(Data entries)

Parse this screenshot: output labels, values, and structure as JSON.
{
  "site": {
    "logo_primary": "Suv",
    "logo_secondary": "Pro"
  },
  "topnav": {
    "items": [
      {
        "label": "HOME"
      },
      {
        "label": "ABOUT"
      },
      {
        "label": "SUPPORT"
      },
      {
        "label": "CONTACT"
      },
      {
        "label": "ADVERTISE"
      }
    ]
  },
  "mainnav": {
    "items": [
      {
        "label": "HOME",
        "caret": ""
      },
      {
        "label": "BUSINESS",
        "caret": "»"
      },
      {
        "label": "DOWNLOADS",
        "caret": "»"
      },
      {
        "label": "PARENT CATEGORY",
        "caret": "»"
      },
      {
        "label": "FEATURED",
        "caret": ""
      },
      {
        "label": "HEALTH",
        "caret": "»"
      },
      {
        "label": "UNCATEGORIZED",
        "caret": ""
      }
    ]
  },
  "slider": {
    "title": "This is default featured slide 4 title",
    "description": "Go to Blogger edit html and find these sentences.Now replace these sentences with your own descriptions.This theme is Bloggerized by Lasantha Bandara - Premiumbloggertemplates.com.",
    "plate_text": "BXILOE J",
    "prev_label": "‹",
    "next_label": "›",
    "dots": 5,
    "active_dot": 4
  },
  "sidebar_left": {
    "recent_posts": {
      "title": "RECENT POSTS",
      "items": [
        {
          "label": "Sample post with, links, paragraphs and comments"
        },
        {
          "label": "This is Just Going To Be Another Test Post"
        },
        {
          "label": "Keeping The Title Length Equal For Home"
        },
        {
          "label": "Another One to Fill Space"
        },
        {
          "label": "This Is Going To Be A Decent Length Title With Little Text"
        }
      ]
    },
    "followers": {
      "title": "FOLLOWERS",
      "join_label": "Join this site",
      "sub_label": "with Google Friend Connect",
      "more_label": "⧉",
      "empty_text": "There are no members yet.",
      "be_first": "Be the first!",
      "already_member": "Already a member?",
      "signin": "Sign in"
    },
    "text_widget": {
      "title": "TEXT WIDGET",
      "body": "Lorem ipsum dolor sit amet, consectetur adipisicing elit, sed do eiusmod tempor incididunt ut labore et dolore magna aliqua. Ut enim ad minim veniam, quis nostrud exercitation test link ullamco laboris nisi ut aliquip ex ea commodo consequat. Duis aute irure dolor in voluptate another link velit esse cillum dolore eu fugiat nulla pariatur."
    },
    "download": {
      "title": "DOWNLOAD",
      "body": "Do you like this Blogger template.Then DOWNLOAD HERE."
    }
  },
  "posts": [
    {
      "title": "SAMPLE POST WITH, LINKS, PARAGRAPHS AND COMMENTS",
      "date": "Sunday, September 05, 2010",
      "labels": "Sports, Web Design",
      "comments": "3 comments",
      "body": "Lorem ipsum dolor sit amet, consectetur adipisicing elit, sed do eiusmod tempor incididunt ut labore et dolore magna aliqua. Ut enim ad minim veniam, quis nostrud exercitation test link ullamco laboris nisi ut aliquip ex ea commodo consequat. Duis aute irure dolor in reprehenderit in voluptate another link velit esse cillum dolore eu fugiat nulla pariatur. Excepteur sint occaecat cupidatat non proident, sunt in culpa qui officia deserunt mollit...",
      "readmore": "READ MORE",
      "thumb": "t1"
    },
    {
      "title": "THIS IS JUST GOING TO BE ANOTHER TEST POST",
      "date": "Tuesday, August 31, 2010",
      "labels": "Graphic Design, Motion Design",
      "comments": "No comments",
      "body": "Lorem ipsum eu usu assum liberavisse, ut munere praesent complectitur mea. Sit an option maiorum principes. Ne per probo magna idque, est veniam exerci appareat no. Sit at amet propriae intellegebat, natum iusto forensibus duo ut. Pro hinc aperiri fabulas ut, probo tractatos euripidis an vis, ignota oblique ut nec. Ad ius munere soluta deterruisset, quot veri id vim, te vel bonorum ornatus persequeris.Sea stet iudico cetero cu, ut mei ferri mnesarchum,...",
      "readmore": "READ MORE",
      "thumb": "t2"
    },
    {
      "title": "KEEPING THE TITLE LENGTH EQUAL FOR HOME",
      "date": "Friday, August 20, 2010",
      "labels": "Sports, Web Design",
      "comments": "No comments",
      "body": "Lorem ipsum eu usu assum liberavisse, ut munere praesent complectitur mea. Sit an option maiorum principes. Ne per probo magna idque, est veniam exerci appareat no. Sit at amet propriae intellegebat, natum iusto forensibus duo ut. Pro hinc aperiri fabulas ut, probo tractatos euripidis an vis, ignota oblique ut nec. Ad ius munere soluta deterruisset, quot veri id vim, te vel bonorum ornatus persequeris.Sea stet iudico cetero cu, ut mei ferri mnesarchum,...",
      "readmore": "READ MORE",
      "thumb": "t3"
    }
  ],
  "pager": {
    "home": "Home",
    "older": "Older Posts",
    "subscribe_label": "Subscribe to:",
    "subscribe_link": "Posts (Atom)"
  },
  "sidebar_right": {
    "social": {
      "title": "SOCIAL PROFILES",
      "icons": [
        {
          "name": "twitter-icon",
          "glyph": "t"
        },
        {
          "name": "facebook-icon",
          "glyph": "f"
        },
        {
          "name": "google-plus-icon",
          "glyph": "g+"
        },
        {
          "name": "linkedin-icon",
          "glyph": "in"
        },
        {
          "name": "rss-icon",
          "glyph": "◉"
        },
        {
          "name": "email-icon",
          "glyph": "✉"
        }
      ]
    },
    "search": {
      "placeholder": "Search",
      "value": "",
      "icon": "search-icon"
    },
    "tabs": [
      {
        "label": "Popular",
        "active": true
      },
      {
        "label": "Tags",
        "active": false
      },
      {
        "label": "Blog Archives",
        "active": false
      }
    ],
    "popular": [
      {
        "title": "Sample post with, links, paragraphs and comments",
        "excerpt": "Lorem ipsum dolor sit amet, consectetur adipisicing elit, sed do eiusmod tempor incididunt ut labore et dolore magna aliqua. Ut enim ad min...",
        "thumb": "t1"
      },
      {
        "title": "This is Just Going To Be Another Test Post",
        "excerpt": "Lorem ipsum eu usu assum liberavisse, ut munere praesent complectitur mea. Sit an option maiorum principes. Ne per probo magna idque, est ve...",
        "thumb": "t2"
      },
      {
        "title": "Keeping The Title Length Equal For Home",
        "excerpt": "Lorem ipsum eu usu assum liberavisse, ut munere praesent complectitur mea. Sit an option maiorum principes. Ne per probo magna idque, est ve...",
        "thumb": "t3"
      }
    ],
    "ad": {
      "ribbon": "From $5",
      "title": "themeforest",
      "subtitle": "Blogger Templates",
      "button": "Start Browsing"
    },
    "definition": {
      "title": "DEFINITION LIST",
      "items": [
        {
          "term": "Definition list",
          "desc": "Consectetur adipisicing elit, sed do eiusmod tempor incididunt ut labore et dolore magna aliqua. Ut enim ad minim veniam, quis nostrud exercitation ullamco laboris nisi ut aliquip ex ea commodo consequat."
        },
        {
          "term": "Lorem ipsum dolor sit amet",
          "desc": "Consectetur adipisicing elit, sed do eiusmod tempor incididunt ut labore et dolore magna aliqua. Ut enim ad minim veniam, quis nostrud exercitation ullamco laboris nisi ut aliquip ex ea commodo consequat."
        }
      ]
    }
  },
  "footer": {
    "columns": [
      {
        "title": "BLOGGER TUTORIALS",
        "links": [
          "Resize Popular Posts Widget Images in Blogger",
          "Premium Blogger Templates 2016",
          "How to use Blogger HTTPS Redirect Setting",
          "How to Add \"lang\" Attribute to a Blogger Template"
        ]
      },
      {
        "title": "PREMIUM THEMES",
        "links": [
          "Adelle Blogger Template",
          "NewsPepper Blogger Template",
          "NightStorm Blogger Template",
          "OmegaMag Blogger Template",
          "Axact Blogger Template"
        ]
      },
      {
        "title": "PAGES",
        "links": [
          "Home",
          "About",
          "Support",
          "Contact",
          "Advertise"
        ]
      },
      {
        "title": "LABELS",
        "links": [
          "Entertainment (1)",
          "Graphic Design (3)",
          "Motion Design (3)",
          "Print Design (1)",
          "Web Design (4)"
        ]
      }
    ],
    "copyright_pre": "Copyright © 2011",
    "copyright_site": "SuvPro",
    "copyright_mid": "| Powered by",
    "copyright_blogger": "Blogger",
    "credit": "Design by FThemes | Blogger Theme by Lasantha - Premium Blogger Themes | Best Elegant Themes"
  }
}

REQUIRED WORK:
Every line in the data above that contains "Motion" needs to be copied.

RESULT BELOW:
      "labels": "Graphic Design, Motion Design",
          "Motion Design (3)",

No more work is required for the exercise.